START Information shown

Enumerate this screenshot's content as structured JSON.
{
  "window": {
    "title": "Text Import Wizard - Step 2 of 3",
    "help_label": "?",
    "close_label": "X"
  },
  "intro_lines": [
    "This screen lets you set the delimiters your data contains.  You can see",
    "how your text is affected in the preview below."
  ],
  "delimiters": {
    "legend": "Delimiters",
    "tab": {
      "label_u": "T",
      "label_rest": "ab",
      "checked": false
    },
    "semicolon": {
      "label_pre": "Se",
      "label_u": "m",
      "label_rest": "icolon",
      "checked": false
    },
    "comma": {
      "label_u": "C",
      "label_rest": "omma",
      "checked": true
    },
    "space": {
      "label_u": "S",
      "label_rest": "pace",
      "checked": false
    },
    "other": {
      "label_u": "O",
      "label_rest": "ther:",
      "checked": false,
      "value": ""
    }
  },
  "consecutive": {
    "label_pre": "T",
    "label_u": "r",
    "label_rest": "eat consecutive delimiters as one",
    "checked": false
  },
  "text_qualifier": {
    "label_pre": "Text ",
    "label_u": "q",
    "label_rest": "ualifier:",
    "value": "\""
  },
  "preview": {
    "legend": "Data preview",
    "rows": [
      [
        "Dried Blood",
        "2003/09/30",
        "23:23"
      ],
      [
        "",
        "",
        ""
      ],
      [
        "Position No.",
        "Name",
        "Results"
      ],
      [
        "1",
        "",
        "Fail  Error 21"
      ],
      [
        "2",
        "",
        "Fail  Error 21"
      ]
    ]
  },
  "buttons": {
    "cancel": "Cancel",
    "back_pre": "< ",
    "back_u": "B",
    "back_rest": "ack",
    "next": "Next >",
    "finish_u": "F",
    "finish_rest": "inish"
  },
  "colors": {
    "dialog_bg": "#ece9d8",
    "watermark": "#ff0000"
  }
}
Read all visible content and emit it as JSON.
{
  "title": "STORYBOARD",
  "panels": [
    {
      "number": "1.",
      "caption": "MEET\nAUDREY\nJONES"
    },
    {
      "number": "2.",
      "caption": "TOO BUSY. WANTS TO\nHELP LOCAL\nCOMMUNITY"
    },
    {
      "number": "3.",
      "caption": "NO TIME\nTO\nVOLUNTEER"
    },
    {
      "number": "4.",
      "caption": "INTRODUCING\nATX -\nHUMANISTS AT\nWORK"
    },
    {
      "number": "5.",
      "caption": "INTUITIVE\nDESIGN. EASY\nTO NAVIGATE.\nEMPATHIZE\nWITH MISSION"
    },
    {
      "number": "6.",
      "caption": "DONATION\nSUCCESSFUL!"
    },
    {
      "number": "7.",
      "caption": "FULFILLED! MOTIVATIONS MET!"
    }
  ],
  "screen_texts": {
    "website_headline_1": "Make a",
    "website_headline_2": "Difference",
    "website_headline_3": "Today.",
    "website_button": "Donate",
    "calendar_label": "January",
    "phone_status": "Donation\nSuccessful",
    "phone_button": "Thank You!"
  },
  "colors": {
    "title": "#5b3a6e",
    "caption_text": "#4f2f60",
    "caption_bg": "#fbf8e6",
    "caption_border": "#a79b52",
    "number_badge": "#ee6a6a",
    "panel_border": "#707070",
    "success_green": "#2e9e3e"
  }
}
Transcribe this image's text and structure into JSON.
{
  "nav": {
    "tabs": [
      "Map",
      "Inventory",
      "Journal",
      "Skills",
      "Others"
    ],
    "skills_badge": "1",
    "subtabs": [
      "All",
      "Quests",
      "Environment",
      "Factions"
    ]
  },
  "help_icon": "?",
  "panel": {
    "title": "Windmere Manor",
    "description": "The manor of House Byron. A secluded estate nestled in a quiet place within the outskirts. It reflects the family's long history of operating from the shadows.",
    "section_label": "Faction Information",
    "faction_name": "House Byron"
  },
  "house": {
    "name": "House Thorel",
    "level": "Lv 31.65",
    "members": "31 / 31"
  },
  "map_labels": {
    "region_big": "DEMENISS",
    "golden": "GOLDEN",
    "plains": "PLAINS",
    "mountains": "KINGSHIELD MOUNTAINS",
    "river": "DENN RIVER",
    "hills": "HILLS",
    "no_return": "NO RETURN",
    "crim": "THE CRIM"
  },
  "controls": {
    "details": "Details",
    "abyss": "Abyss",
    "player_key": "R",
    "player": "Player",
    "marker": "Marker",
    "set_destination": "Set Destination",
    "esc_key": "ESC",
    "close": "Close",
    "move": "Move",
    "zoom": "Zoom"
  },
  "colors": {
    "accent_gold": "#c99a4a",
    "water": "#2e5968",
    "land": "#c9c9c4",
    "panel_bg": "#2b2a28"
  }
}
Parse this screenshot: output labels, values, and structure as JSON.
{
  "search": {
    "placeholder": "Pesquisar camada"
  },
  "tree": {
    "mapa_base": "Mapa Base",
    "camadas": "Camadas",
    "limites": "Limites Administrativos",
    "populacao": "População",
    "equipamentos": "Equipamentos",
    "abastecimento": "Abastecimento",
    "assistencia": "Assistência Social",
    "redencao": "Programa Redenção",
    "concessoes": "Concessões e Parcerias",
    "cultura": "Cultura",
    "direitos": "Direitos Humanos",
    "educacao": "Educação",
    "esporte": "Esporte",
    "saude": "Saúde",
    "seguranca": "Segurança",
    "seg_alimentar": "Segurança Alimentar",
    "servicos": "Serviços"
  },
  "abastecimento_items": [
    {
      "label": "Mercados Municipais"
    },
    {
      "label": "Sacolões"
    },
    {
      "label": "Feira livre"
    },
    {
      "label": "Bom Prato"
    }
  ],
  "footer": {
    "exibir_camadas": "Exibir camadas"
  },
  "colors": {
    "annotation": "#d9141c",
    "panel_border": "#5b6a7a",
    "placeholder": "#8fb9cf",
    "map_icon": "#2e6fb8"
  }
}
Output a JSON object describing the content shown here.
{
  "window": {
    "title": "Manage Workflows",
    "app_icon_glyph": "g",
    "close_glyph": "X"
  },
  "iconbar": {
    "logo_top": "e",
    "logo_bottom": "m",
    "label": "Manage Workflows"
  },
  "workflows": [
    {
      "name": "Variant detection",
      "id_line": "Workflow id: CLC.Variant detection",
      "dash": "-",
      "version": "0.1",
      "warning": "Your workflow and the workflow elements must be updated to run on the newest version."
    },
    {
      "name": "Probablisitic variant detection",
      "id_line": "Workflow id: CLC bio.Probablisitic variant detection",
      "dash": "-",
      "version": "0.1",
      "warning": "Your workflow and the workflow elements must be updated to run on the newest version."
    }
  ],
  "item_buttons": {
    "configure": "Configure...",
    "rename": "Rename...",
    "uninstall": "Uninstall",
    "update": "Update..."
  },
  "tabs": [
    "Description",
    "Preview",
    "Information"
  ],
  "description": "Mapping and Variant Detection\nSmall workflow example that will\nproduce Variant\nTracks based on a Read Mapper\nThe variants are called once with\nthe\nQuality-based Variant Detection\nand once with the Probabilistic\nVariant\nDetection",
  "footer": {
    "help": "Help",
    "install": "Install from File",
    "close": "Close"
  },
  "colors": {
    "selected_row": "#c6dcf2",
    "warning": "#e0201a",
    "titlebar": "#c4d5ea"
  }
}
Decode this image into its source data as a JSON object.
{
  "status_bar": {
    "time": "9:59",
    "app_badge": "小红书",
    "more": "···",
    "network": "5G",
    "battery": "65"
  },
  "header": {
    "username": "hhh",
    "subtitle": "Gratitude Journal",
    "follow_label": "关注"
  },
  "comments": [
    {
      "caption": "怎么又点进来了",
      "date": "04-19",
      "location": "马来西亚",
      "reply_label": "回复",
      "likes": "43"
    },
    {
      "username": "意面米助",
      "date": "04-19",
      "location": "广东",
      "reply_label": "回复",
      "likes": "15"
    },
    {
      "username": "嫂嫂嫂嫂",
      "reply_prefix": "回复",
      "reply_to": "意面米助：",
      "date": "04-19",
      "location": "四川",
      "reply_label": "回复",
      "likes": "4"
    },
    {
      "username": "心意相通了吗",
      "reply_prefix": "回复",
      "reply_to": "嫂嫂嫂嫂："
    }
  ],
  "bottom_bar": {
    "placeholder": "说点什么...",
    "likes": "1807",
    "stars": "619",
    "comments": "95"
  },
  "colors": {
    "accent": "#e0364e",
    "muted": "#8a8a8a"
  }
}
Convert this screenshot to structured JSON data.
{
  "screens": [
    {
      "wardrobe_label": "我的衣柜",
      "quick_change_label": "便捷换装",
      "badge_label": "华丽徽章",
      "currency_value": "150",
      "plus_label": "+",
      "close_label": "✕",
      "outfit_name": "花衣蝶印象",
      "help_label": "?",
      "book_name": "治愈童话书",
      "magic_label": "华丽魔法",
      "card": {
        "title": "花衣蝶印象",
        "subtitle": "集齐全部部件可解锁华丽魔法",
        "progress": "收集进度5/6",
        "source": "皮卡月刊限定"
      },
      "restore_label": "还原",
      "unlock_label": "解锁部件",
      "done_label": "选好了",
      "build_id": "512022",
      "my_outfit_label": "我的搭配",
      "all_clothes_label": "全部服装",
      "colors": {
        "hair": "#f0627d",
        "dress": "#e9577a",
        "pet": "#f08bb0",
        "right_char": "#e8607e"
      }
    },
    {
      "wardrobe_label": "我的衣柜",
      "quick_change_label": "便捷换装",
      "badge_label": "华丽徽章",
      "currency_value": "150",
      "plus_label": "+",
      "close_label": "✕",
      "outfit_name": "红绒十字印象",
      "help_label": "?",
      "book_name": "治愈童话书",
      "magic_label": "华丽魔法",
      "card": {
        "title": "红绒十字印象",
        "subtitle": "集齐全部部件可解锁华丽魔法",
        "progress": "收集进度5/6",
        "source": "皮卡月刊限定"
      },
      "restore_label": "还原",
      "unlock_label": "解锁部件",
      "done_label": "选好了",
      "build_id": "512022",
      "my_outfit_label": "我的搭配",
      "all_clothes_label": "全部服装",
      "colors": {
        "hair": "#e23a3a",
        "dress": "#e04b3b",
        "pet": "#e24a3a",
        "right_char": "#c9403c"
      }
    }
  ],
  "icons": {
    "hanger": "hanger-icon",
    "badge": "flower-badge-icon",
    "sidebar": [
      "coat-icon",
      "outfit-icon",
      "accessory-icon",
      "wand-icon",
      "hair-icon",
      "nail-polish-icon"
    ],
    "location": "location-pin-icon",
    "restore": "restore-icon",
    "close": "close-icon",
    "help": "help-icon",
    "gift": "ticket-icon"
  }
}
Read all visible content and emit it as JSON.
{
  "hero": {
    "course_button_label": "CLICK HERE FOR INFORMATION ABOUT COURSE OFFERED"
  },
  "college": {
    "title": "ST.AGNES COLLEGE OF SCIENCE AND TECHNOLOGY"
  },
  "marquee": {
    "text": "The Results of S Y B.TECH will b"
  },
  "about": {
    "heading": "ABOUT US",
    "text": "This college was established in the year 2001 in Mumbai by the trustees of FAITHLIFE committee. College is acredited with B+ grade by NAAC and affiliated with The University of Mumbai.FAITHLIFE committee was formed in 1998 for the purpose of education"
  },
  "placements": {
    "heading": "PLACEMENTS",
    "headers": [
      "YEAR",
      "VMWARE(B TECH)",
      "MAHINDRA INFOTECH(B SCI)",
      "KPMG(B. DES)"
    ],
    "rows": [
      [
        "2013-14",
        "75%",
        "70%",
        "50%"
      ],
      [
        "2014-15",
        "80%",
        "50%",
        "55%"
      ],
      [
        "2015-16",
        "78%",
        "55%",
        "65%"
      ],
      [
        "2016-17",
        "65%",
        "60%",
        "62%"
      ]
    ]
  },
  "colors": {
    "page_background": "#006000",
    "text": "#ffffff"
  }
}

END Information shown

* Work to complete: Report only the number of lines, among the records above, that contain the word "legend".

* Solution below: 2